With the re-make of Footloose now out in the cinemas, I thought I’d watch the original 1984 version tonight so that if I go next week with a friend I can get a feel of the different times’ attitudes and see the differences, and of course check that I like it before I spend money on a ticket!
I enjoyed it.
Footloose, the original film at least, takes the viewer into a small town in America which is rife with “bad religion.” People step up and fight (metaphorically speaking) for what is right.

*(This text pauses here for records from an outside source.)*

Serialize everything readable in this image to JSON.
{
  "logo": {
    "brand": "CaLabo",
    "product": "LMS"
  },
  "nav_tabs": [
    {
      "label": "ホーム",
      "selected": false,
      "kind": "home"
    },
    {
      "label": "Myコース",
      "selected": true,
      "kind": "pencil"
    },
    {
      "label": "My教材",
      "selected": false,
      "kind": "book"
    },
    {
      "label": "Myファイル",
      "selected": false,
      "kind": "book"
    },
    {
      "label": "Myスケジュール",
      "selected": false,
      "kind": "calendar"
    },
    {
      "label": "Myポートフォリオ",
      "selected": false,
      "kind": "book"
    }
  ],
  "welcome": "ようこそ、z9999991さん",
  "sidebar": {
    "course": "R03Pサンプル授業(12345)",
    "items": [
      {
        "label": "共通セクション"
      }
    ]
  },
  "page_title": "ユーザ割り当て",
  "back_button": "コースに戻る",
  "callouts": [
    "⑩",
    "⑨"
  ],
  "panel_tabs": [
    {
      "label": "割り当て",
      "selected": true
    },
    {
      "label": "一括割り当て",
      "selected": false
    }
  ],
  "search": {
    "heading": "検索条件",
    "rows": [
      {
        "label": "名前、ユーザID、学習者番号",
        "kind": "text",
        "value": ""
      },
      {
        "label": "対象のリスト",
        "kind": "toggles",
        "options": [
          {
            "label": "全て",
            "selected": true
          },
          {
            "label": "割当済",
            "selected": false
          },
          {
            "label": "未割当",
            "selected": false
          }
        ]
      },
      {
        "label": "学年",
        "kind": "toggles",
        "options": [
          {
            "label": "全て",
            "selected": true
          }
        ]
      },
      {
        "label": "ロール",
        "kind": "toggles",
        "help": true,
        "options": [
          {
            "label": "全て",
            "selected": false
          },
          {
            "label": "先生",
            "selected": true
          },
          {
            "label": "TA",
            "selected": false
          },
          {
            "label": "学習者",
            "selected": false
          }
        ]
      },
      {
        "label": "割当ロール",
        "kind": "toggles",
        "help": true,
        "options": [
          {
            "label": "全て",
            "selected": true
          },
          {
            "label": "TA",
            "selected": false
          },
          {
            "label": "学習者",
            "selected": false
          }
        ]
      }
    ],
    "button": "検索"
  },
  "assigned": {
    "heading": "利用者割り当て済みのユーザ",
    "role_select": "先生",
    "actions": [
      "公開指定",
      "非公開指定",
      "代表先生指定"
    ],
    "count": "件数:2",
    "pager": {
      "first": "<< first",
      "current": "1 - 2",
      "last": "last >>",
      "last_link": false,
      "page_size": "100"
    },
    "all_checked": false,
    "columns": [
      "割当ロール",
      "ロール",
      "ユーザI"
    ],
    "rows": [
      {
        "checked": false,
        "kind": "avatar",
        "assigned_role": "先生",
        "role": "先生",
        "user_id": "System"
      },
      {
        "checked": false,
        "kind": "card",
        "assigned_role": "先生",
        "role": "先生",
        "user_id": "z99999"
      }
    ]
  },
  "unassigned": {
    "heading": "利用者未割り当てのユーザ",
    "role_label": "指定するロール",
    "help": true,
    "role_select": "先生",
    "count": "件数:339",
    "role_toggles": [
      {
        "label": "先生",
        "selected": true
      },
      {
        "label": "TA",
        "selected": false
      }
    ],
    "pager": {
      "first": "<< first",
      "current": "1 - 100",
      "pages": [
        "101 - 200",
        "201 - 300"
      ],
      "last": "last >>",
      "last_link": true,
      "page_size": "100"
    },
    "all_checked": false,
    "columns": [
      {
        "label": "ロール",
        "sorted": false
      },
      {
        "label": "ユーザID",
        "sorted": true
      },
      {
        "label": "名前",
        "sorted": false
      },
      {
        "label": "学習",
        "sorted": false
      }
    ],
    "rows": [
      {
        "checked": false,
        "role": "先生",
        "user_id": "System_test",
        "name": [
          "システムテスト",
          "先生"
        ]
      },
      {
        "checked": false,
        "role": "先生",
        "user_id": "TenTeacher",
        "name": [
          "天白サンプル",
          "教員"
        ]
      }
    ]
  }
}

Ren even backs himself up with inspirational passages from the Bible when faced by the “Bible-bashing” negative Reverend who is convinced that dancing is a perilous sin.
“Even if this was not a law, which it is, I’m afraid I would have a lot of difficulty endorsing an enterprise which is as fraught with genuine peril as I believe this one to be. Besides the liquor and the drugs which always seem to accompany such an event the thing that distresses me even more, Ren, is the spiritual corruption that can be involved. These dances and this kind of music can be destructive, and, uh, Ren, I’m afraid you’re going to find most of the people in our community are gonna agree with me on this.”
Oh the film had me cringing for most of it. “Bad religion” is too present in our world. Christianity that judges, Christianity that throws “Burn in Hell” bricks through the bedroom windows of tiny young girls, and the reality of the events around us: of a person from my AS year of Religious Studies whose Church has now banned homosexuals, and the wider and horrific examples of Kunonga’s role in the Church – 6 hours ago, Jason Moyo in Harare Zimbabwe wrote about Kunonga’s actions, past and present. Now, after our Archbishop of Canterbury’s loving visit, Kunonga is currently refusing to see what love is. “This is my throne,” he declared. “I am in charge. He [Williams] cannot come here.”
Someone asked me yesterday why we do not simply form a split. Split the Anglican Church further. I’d been thinking about it myself for a while, and realised that that is simply not an option. To do that would be to abandon the persecuted people in Zimbabwe. To do that would be to give up on unity, and leave “bad religion” to do as it wishes. To get even more power. To destroy even more lives. And heck we have so many splits in Christianity all ready.
Whilst one of the people in my first year of AS Religious Studies has collectively with their congregation banned homosexuals from their church, one person, and friend, has converted from a fundamental Baptist who believed non-believers would spend eternity in fiery flames, to a strong agnostic. And how I am thankful for that. She might not be sure if she believes in God, but she no longer believes in the angry, vindictive, Hitler-like man in the clouds. She believes in peace. And that my friends, is what Christ embodies. Thank the heavens for my friend’s current agnosticism.
Whilst cringing for a lot of Footloose, the hope that came from the people who changed at least a few ill hearts, opened a few peoples’ eyes, and stood for what they believed was right, stood for love, had me smiling in the end. The Reverend changed…
“I’m told that the senior class at the high school… has got use of the warehouse in Bayson… for the purpose of putting on a senior dance. Please… join me to pray to the Lord… to guide them in their endeavors.”
Will Kunonga change? Will we for our part?
Thankyou Dean Pitchford. Thankyou Herbert Ross. And thankyou to everyone else involved.
May the 2011 version be equally inspiring, in a new way.
Remember, the Latin religio = “to bind”…